■ **What the task requires**:
Copy the data word for word, keeping every line.

*** Opening Source records ***

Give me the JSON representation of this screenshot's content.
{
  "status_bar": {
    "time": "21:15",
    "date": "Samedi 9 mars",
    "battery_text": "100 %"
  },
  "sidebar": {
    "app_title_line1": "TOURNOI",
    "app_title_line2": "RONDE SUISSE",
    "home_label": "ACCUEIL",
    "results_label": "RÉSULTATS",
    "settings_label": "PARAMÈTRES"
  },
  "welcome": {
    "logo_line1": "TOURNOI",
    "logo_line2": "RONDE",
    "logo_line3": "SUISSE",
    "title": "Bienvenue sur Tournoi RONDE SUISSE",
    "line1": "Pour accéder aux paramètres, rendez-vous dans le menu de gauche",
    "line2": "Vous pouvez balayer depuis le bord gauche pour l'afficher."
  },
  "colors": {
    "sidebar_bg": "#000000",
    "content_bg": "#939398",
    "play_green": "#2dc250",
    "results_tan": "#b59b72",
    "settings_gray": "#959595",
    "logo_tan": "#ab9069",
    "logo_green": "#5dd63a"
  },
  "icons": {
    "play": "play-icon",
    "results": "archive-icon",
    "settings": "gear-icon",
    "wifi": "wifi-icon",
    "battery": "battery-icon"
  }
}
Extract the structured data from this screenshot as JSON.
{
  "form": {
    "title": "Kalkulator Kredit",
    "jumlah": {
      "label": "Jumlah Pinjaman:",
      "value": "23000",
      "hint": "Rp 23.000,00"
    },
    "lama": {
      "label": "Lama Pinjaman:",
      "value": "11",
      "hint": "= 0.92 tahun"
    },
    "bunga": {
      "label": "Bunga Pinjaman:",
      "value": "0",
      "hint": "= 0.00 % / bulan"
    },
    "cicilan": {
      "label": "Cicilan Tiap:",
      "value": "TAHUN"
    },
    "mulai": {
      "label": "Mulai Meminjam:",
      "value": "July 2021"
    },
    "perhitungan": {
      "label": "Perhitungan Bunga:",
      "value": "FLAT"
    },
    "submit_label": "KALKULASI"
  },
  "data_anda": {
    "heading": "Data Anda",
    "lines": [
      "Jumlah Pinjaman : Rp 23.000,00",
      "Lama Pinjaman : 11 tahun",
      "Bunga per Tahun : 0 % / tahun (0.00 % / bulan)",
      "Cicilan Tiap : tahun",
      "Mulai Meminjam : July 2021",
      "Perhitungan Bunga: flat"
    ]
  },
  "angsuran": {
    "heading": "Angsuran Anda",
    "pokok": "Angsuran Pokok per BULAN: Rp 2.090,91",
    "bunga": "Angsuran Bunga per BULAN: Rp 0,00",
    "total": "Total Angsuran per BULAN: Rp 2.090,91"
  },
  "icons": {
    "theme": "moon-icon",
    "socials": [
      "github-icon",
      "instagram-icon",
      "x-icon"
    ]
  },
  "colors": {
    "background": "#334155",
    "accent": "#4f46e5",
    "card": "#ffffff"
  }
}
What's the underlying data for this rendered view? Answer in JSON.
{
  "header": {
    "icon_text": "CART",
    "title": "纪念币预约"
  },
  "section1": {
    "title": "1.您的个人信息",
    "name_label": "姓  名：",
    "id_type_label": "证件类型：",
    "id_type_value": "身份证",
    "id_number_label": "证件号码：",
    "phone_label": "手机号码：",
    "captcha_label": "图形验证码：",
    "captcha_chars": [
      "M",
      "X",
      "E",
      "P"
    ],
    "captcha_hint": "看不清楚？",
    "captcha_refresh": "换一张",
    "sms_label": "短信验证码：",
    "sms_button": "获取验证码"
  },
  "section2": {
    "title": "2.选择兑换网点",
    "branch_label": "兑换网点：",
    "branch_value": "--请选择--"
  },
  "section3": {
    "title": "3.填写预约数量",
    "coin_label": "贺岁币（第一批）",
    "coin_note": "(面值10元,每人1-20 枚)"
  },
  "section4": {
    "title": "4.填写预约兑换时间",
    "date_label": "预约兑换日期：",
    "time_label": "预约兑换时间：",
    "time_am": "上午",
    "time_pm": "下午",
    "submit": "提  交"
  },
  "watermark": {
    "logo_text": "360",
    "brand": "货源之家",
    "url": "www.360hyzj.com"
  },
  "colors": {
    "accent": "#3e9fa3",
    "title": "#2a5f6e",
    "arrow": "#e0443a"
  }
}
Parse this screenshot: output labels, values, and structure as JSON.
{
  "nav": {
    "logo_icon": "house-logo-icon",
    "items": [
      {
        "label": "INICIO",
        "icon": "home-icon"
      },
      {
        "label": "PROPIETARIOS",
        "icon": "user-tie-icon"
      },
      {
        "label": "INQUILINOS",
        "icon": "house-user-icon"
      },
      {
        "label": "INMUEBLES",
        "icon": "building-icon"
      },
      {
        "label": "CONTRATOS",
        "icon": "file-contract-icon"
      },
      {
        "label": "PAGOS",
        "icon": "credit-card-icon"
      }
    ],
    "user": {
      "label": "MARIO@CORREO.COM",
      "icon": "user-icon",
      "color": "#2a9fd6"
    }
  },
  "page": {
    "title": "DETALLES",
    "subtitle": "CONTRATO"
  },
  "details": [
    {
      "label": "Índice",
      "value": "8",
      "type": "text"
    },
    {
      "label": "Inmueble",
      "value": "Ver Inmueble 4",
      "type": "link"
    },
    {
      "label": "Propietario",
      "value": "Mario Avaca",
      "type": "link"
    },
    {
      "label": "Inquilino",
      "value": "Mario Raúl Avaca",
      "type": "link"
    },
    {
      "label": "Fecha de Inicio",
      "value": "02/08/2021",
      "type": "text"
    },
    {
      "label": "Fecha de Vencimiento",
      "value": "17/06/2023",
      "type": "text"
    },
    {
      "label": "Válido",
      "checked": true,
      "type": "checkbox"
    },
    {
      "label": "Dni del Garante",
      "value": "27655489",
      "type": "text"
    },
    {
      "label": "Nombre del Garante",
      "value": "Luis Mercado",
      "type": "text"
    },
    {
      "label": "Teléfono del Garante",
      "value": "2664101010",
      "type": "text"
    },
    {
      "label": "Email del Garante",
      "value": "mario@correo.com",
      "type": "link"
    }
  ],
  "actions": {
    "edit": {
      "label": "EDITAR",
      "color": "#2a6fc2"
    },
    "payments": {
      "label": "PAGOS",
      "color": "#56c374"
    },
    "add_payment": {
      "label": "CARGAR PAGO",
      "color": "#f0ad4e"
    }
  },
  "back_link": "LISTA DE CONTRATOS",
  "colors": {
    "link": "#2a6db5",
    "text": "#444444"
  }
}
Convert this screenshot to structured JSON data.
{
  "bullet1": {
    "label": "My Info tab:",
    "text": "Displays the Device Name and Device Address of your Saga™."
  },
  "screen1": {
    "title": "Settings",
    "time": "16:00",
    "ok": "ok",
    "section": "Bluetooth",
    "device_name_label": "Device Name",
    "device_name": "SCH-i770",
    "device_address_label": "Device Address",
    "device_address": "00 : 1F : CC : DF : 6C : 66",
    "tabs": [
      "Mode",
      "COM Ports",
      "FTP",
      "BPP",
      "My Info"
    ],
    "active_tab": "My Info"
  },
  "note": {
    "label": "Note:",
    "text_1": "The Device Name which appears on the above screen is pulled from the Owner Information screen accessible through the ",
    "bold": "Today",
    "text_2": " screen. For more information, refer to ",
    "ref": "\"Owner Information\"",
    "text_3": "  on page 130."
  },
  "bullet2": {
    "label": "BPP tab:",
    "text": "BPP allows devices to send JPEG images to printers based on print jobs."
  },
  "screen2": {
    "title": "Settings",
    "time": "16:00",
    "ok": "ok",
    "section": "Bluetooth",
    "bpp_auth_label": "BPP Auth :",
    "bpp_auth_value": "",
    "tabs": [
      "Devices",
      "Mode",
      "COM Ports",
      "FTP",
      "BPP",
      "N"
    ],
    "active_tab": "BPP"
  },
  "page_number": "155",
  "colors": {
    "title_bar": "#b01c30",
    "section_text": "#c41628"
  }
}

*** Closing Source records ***

■ **Task answer**:
Give me the JSON representation of this screenshot's content.
{
  "status_bar": {
    "time": "21:15",
    "date": "Samedi 9 mars",
    "battery_text": "100 %"
  },
  "sidebar": {
    "app_title_line1": "TOURNOI",
    "app_title_line2": "RONDE SUISSE",
    "home_label": "ACCUEIL",
    "results_label": "RÉSULTATS",
    "settings_label": "PARAMÈTRES"
  },
  "welcome": {
    "logo_line1": "TOURNOI",
    "logo_line2": "RONDE",
    "logo_line3": "SUISSE",
    "title": "Bienvenue sur Tournoi RONDE SUISSE",
    "line1": "Pour accéder aux paramètres, rendez-vous dans le menu de gauche",
    "line2": "Vous pouvez balayer depuis le bord gauche pour l'afficher."
  },
  "colors": {
    "sidebar_bg": "#000000",
    "content_bg": "#939398",
    "play_green": "#2dc250",
    "results_tan": "#b59b72",
    "settings_gray": "#959595",
    "logo_tan": "#ab9069",
    "logo_green": "#5dd63a"
  },
  "icons": {
    "play": "play-icon",
    "results": "archive-icon",
    "settings": "gear-icon",
    "wifi": "wifi-icon",
    "battery": "battery-icon"
  }
}
Extract the structured data from this screenshot as JSON.
{
  "form": {
    "title": "Kalkulator Kredit",
    "jumlah": {
      "label": "Jumlah Pinjaman:",
      "value": "23000",
      "hint": "Rp 23.000,00"
    },
    "lama": {
      "label": "Lama Pinjaman:",
      "value": "11",
      "hint": "= 0.92 tahun"
    },
    "bunga": {
      "label": "Bunga Pinjaman:",
      "value": "0",
      "hint": "= 0.00 % / bulan"
    },
    "cicilan": {
      "label": "Cicilan Tiap:",
      "value": "TAHUN"
    },
    "mulai": {
      "label": "Mulai Meminjam:",
      "value": "July 2021"
    },
    "perhitungan": {
      "label": "Perhitungan Bunga:",
      "value": "FLAT"
    },
    "submit_label": "KALKULASI"
  },
  "data_anda": {
    "heading": "Data Anda",
    "lines": [
      "Jumlah Pinjaman : Rp 23.000,00",
      "Lama Pinjaman : 11 tahun",
      "Bunga per Tahun : 0 % / tahun (0.00 % / bulan)",
      "Cicilan Tiap : tahun",
      "Mulai Meminjam : July 2021",
      "Perhitungan Bunga: flat"
    ]
  },
  "angsuran": {
    "heading": "Angsuran Anda",
    "pokok": "Angsuran Pokok per BULAN: Rp 2.090,91",
    "bunga": "Angsuran Bunga per BULAN: Rp 0,00",
    "total": "Total Angsuran per BULAN: Rp 2.090,91"
  },
  "icons": {
    "theme": "moon-icon",
    "socials": [
      "github-icon",
      "instagram-icon",
      "x-icon"
    ]
  },
  "colors": {
    "background": "#334155",
    "accent": "#4f46e5",
    "card": "#ffffff"
  }
}
What's the underlying data for this rendered view? Answer in JSON.
{
  "header": {
    "icon_text": "CART",
    "title": "纪念币预约"
  },
  "section1": {
    "title": "1.您的个人信息",
    "name_label": "姓  名：",
    "id_type_label": "证件类型：",
    "id_type_value": "身份证",
    "id_number_label": "证件号码：",
    "phone_label": "手机号码：",
    "captcha_label": "图形验证码：",
    "captcha_chars": [
      "M",
      "X",
      "E",
      "P"
    ],
    "captcha_hint": "看不清楚？",
    "captcha_refresh": "换一张",
    "sms_label": "短信验证码：",
    "sms_button": "获取验证码"
  },
  "section2": {
    "title": "2.选择兑换网点",
    "branch_label": "兑换网点：",
    "branch_value": "--请选择--"
  },
  "section3": {
    "title": "3.填写预约数量",
    "coin_label": "贺岁币（第一批）",
    "coin_note": "(面值10元,每人1-20 枚)"
  },
  "section4": {
    "title": "4.填写预约兑换时间",
    "date_label": "预约兑换日期：",
    "time_label": "预约兑换时间：",
    "time_am": "上午",
    "time_pm": "下午",
    "submit": "提  交"
  },
  "watermark": {
    "logo_text": "360",
    "brand": "货源之家",
    "url": "www.360hyzj.com"
  },
  "colors": {
    "accent": "#3e9fa3",
    "title": "#2a5f6e",
    "arrow": "#e0443a"
  }
}
Parse this screenshot: output labels, values, and structure as JSON.
{
  "nav": {
    "logo_icon": "house-logo-icon",
    "items": [
      {
        "label": "INICIO",
        "icon": "home-icon"
      },
      {
        "label": "PROPIETARIOS",
        "icon": "user-tie-icon"
      },
      {
        "label": "INQUILINOS",
        "icon": "house-user-icon"
      },
      {
        "label": "INMUEBLES",
        "icon": "building-icon"
      },
      {
        "label": "CONTRATOS",
        "icon": "file-contract-icon"
      },
      {
        "label": "PAGOS",
        "icon": "credit-card-icon"
      }
    ],
    "user": {
      "label": "MARIO@CORREO.COM",
      "icon": "user-icon",
      "color": "#2a9fd6"
    }
  },
  "page": {
    "title": "DETALLES",
    "subtitle": "CONTRATO"
  },
  "details": [
    {
      "label": "Índice",
      "value": "8",
      "type": "text"
    },
    {
      "label": "Inmueble",
      "value": "Ver Inmueble 4",
      "type": "link"
    },
    {
      "label": "Propietario",
      "value": "Mario Avaca",
      "type": "link"
    },
    {
      "label": "Inquilino",
      "value": "Mario Raúl Avaca",
      "type": "link"
    },
    {
      "label": "Fecha de Inicio",
      "value": "02/08/2021",
      "type": "text"
    },
    {
      "label": "Fecha de Vencimiento",
      "value": "17/06/2023",
      "type": "text"
    },
    {
      "label": "Válido",
      "checked": true,
      "type": "checkbox"
    },
    {
      "label": "Dni del Garante",
      "value": "27655489",
      "type": "text"
    },
    {
      "label": "Nombre del Garante",
      "value": "Luis Mercado",
      "type": "text"
    },
    {
      "label": "Teléfono del Garante",
      "value": "2664101010",
      "type": "text"
    },
    {
      "label": "Email del Garante",
      "value": "mario@correo.com",
      "type": "link"
    }
  ],
  "actions": {
    "edit": {
      "label": "EDITAR",
      "color": "#2a6fc2"
    },
    "payments": {
      "label": "PAGOS",
      "color": "#56c374"
    },
    "add_payment": {
      "label": "CARGAR PAGO",
      "color": "#f0ad4e"
    }
  },
  "back_link": "LISTA DE CONTRATOS",
  "colors": {
    "link": "#2a6db5",
    "text": "#444444"
  }
}
Convert this screenshot to structured JSON data.
{
  "bullet1": {
    "label": "My Info tab:",
    "text": "Displays the Device Name and Device Address of your Saga™."
  },
  "screen1": {
    "title": "Settings",
    "time": "16:00",
    "ok": "ok",
    "section": "Bluetooth",
    "device_name_label": "Device Name",
    "device_name": "SCH-i770",
    "device_address_label": "Device Address",
    "device_address": "00 : 1F : CC : DF : 6C : 66",
    "tabs": [
      "Mode",
      "COM Ports",
      "FTP",
      "BPP",
      "My Info"
    ],
    "active_tab": "My Info"
  },
  "note": {
    "label": "Note:",
    "text_1": "The Device Name which appears on the above screen is pulled from the Owner Information screen accessible through the ",
    "bold": "Today",
    "text_2": " screen. For more information, refer to ",
    "ref": "\"Owner Information\"",
    "text_3": "  on page 130."
  },
  "bullet2": {
    "label": "BPP tab:",
    "text": "BPP allows devices to send JPEG images to printers based on print jobs."
  },
  "screen2": {
    "title": "Settings",
    "time": "16:00",
    "ok": "ok",
    "section": "Bluetooth",
    "bpp_auth_label": "BPP Auth :",
    "bpp_auth_value": "",
    "tabs": [
      "Devices",
      "Mode",
      "COM Ports",
      "FTP",
      "BPP",
      "N"
    ],
    "active_tab": "BPP"
  },
  "page_number": "155",
  "colors": {
    "title_bar": "#b01c30",
    "section_text": "#c41628"
  }
}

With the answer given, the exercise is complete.